But perhaps the most controversial article of the evening will be the final makeup of the development in respect to rental units versus home ownership units. Voters will be asked whether the town should restrict the plan to rental units only.

The push for all rental units comes in contrast to the housing committee's original plan, which called for a mix of six rental units and six home ownership units. This layout was agreed on after a survey of town residents last year showed that 67 per cent of respondents approved of a mixed plan over one with only rental units. The survey was conducted at the urging of Mr. Parker.

But in recent months, debate erupted over whether the plan should include ownership lots at all.

Mr. Parker, who has argued in favor of limiting all of the units to rentals, has insisted that the matter be taken up on town meeting floor. Members of the housing committee have argued the plan should reflect the town's response to the survey.

And last week, the finance advisory committee recommended the all-rental option, saying it is the fiscally responsible choice for the town.

The board of selectmen is also divided on the subject. While Mr. Parker has advocated limiting the development to rental units, selectman Warren Doty has consistently defended the housing committee's desire for an even mix of rental and home ownership units.

Mr. Fenner, who has been hesitant to publicly commit to one position, said yesterday it was a matter of what is most appropriate for Chilmark.

"I believe the best thing for affordable housing and the best thing for the town is a plan for all rentals, but I understand the argument for homeownership," Mr. Fenner said. "Personally speaking, I like the ownership option, but as a selectman, I have to think of what is best for the town."

Regardless, he agreed that it should all be discussed at the meeting.

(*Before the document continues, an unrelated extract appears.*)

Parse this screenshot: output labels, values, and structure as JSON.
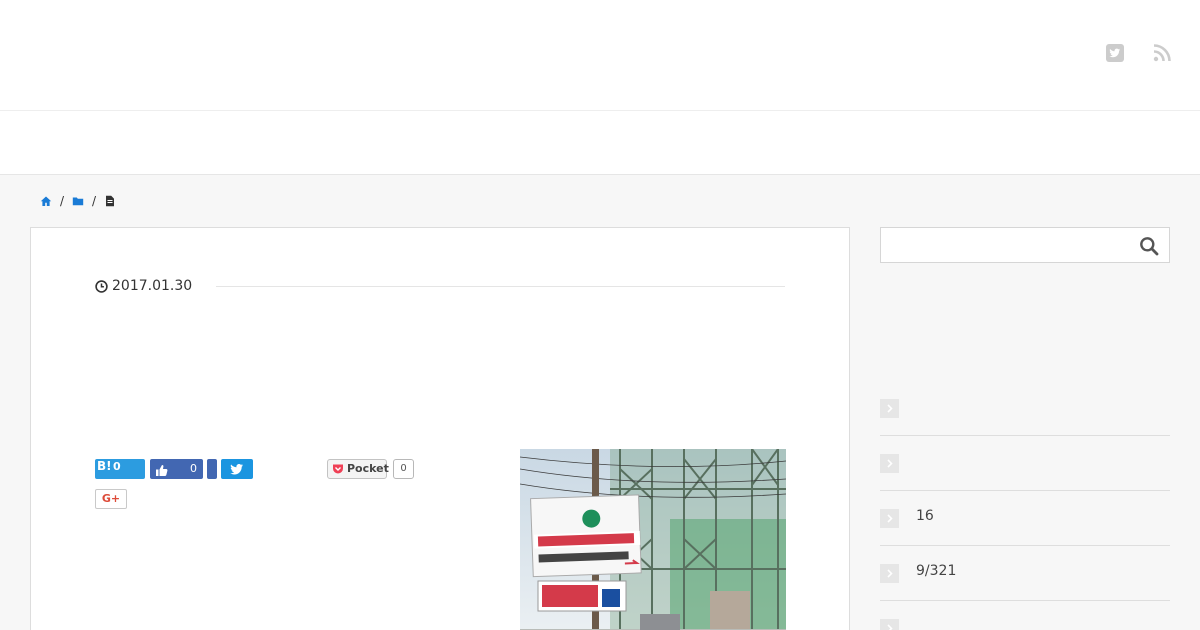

"I have tried to be open-minded through this whole thing and understand all the sides," Mr. Fenner said yesterday. "This is about affordable housing, and it is desperately needed in Chilmark. We need to know how the town feels about it, which is the best thing for the selectmen and the best thing for the housing committee, too."